Start of The data
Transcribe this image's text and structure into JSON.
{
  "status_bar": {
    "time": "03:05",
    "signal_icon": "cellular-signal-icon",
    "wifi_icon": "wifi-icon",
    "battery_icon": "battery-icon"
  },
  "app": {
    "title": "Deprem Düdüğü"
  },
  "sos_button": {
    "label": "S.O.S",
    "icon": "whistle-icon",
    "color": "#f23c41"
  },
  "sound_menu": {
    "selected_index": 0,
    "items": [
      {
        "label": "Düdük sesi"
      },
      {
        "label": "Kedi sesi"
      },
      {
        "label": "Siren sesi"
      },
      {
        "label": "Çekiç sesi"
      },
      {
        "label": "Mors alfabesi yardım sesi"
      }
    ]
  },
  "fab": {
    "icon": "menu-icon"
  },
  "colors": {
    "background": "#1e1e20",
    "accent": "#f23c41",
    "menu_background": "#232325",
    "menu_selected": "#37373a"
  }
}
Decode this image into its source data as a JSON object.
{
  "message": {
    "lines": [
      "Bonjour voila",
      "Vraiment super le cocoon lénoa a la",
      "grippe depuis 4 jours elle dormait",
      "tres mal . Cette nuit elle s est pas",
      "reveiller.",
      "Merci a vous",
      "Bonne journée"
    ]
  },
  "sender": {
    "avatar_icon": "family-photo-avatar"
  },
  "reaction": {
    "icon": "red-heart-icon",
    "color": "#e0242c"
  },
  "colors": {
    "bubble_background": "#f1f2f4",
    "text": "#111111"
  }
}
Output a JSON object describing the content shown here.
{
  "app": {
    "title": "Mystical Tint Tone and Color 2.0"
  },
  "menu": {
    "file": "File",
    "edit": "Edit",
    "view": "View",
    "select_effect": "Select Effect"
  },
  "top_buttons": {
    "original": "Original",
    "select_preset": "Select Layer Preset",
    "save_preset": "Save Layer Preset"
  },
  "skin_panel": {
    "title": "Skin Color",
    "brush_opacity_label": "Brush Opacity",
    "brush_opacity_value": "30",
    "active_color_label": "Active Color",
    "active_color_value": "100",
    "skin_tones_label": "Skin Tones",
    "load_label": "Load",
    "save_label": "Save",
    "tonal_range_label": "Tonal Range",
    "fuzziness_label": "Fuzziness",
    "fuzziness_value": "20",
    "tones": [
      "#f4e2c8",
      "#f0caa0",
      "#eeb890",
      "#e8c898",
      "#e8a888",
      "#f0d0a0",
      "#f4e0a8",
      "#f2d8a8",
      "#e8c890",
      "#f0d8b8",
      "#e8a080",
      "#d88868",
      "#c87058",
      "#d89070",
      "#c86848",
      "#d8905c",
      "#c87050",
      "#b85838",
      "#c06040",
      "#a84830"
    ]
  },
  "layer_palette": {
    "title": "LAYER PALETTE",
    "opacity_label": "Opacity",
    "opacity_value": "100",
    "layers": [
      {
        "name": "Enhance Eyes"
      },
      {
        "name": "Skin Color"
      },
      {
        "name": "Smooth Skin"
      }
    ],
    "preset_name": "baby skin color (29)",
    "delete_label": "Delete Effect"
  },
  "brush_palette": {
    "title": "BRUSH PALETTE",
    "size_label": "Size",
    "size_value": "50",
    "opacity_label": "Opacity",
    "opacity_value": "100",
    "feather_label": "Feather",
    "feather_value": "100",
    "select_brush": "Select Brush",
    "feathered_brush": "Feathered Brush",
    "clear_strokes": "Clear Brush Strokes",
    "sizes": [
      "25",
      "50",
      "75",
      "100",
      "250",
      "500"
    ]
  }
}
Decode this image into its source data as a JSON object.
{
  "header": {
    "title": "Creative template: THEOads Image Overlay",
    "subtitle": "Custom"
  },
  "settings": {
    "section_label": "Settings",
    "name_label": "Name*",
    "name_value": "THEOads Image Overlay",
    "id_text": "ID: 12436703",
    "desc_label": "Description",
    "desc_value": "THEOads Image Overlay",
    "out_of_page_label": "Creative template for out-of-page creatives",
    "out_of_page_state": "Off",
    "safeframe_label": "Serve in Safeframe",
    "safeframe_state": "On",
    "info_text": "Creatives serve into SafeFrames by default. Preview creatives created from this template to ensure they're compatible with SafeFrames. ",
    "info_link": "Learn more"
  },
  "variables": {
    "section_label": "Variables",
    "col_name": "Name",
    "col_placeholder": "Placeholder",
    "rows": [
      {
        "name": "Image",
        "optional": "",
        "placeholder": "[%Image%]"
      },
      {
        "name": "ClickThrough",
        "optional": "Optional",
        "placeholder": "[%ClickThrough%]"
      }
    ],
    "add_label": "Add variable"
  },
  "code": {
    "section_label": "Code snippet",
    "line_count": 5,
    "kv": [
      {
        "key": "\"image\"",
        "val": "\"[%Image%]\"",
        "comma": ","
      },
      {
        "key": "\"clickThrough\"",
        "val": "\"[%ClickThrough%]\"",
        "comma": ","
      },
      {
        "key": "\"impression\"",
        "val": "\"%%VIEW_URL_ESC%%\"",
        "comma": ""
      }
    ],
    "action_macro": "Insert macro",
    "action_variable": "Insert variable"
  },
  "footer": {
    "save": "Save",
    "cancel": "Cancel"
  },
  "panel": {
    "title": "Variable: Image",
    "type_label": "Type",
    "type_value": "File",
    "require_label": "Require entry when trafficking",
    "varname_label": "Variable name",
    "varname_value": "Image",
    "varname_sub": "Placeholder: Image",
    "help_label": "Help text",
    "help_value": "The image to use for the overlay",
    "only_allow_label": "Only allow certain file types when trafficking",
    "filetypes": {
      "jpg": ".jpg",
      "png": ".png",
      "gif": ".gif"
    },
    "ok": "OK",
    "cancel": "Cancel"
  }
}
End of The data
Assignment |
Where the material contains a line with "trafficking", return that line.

Expected answer |
    "require_label": "Require entry when trafficking",
    "only_allow_label": "Only allow certain file types when trafficking",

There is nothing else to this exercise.